London by Design - review
'London by Design: The iconic transport designs that shaped our city'
By London Transport Museum
Published by Ebury Press (2016)
Published to coincide with the London Transport Museum's new gallery 'Designology', this hardback book showcases the 100 best transport design icons.
The book has been curated and designed by the museum's team of experts and serves as a comprehensive anthology of London's transport designs. These range from the ubiquitous, such as the roundel logo in its various incarnations over the years, and of course, Henry Beck's original tube map from 1933; to the rather more obscure, such as the Archer statue on top of East Finchley station.
The book highlights some of the remarkable architecture that has defined the London transport system, such as the Stockwell Bus Garage with its wide concrete arched roof; the dramatic concrete curves of Newbury Park Bus Station; the dark red tile exterior of Covent Garden station; the orange glow of West Acton station, and the 1930s Art Deco-style Victoria Coach Station.

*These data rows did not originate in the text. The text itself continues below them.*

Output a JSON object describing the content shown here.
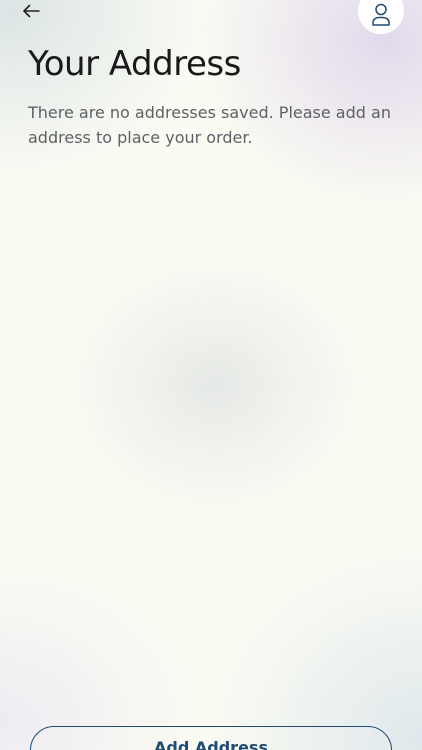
{
  "header": {
    "back_icon": "back-arrow-icon",
    "profile_icon": "user-profile-icon"
  },
  "page": {
    "title": "Your Address",
    "empty_message": "There are no addresses saved. Please add an address to place your order."
  },
  "footer": {
    "add_address_label": "Add Address"
  },
  "colors": {
    "accent": "#1f4b73",
    "title": "#1a1a1a",
    "body_text": "#5e6166",
    "background": "#fbfbf3"
  }
}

But the book isn't simply an exercise in nostalgia focusing on London's past glories, as more modern examples of spectacular architecture are also included, such as Michael Hopkins & Partners' high-tech Westminster Station; Foster + Partners' vast Canary Wharf Station with its semi-elliptical canopy; and the futuristic curving blue-glass wall at Southwark Station.
While the book is well-presented, with some delightful images and illustrations, there is perhaps insufficient substance to make it worthwhile for transport aficionados. That said, as a tourist souvenir, or for the London-enthralled youngster, it is perfectly good.
Where the book is more successful is in highlighting the smaller and more subtle design details that all-too-often go unobserved, such as the steel uplighters on the escalators at St John's Wood, Eduardo Paolozzi's psychedelic mosaics at Tottenham Court Road station, and the roundel step nosing on staircase treads. In fact, even the most hardened Londoner who endures the transport network day-in-day-out, would find it hard not to flick through and find something from to make them pay a little more attention to the details on their next journey.
You can purchase the book from the London Transport Museum site.
 Related articles on Designing Buildings Wiki
Featured articles and news
As January is the time for hitting the gym, Designing Buildings Wiki lists the best gym architecture in the world.
London is at the top of the list of global construction megacities, beating Dubai and Abu Dhabi.
What are the innovative business models of the future, and how to incentivise supply chains to work on a whole life basis?
One of the largest churches in the world, the monumental St. Peter's Basilica.
How thermal comfort is quantified and how it can affect wellbeing.
Snøhetta complete a treehouse cabin that allows guests to lie beneath the Northern Lights.
Christiania is an anarchist 'freetown' in Copenhagen where strange and experimental architecture has flourished.
“UK waste data needs improving” say BRE specialists, in this summary of their report into construction waste.
UandI announce new joint venture with US developer to work on office refurbishment projects.
BSRIA give critical response to Theresa May's speech on leaving the EU.
Why buildings crack, how cracks are categorised and what can be done.
Inaugurated last week, the new Elbphilharmonie concert venue; a soaring new addition to Hamburg's skyline.